November 19th marks the 150th anniversary of the Gettysburg Address – one of the most compelling speeches in history.
Great leaders draw on the power of words to change the course of history. Abraham Lincoln was a powerful wordsmith. He loved words. He employed them for highly virtuous ends. At Gettysburg, his ringing, provoking oratory moveda nation and changed the world.
The Gettysburg Address consists of 272 words. Using simple English words, Lincoln wove them into a fabric of subtle beauty and penetrating meaning. He pithily restated the fundamental principles of our Constitution and the very essence of representative government.

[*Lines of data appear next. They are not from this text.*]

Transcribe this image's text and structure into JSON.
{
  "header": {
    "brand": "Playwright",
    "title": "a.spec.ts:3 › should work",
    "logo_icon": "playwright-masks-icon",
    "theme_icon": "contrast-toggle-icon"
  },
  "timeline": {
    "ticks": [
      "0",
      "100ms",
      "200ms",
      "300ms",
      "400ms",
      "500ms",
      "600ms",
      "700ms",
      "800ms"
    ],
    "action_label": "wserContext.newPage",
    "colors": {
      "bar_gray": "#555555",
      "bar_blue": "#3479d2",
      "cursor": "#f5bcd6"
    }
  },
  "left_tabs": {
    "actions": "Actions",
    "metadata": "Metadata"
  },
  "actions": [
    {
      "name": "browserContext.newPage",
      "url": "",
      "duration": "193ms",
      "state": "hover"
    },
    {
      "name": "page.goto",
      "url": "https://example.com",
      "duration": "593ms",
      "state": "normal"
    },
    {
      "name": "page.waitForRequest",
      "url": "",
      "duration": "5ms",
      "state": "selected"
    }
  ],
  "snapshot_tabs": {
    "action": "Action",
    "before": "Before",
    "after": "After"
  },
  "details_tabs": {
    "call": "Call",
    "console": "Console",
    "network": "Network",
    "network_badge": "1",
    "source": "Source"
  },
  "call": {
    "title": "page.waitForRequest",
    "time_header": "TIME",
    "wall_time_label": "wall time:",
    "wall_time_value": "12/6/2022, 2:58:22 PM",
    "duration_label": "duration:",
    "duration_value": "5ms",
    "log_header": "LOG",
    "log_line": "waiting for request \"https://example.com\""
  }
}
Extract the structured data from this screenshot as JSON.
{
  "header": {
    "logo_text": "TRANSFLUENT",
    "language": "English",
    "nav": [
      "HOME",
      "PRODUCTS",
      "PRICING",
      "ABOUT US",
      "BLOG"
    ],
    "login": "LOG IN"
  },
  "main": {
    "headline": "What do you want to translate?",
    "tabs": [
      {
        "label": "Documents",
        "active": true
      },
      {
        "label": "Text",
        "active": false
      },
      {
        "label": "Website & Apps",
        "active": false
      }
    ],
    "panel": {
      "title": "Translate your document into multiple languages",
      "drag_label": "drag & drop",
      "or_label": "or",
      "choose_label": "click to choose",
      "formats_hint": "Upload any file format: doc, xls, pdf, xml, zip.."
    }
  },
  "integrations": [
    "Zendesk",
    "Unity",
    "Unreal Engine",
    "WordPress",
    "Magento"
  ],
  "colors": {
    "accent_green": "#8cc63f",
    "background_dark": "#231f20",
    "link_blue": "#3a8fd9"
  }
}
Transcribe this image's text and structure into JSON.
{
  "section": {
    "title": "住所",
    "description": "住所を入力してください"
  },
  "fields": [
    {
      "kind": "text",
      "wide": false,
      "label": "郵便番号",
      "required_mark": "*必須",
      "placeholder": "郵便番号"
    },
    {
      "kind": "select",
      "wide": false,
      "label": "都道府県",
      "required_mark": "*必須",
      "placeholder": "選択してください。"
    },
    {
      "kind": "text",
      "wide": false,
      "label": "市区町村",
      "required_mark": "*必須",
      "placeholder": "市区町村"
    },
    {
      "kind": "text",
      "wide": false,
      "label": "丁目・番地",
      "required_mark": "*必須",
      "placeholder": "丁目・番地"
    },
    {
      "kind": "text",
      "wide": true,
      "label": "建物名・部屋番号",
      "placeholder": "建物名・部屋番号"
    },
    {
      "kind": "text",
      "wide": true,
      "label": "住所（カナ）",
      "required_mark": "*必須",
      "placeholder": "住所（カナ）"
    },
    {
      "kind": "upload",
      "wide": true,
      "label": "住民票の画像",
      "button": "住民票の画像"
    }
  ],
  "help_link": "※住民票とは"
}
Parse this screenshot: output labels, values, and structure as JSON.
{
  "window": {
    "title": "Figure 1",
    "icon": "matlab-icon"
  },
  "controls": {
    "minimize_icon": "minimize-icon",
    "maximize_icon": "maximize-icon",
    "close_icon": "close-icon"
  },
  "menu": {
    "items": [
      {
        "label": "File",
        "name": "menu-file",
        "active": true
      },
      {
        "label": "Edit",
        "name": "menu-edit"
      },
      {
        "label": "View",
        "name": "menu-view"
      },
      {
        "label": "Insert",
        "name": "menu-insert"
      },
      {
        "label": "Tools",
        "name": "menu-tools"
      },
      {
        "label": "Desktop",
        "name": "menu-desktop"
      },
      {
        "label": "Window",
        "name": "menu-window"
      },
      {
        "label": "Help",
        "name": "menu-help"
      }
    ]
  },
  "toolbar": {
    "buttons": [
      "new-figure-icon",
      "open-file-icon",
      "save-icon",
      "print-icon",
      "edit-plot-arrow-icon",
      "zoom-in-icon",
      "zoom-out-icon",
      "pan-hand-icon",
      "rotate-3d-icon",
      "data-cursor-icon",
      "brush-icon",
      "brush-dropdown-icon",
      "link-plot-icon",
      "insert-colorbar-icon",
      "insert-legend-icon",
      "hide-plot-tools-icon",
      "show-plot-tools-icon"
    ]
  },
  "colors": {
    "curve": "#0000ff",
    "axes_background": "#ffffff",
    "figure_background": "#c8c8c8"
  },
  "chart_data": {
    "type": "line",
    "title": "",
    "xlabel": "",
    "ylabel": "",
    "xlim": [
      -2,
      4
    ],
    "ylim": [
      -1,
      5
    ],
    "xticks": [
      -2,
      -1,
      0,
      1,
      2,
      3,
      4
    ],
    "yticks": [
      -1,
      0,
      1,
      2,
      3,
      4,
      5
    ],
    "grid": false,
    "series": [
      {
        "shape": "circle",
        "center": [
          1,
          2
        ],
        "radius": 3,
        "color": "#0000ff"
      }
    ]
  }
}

The Civil War answered thunderously in the affirmative the great question of whether or not the States would remain a cohering union. However, from today’s perspective, the pre-eminent outcome of the Civil War was that all people,particularly former African-American slaves, shall be treated equally before the law, as established in the 13th, 14th and 15th Amendments. The Founders unsuccessfully wrestled with the slavery issue. The Constitutional Convention would have collapsed had the Northern States insisted that it be abolished. They left the issue for later generations to deal with, although some knew even then that overcoming slavery and obtaining equal treatment under law for all would come at the price of bloodshed.
In his address at Gettysburg, Lincoln spoke of the “unfinished work which they who fought here have thus far so nobly advanced.” And on this 150th anniversary of Lincoln’s great speech we have the opportunity to examine our own progress toward this “unfinished work.” Lincoln’s words remind us that the essence of life, the measure of our humanity is about learning to love people and treating them with the dignity and respect every person deserves, regardless of who they are – rich or poor, high or low, beautiful or ugly.
As chair of the Utah Commission on Civic and Character Education, I’m excited to announce the Commission’s partnership with GettyReady – a Utah nonprofit whose mission is to engage Utahns in a year-long commemoration and celebration of the Gettysburg Address. We are encouraging students, parents, teachers and community members to memorize its simple, yet powerful 272 words. From the address, we hope our citizens will take up what Lincoln deemed “the great task remaining before us.”
We hope that teachers will implement special lesson plans helping students to understand the historical context and meaning of the Gettysburg Address. We challenge families and service organizations to discuss Lincoln’s words and then apply the values and lessons of his message to our modern times. A compilation of resources for teachers, students, families and civic leaders can be found at www.gettyready.org.
The GettyReady challenge is this: Learn it. Understand its deep meaning. Learn to love the essential American republican principles which it so elegantly restates. Teach it to those around you.
Please join me and thousands of other Utah citizens in first learning, and then living and honoring the ideals which Lincolnso elegantly restated in the Gettysburg Address.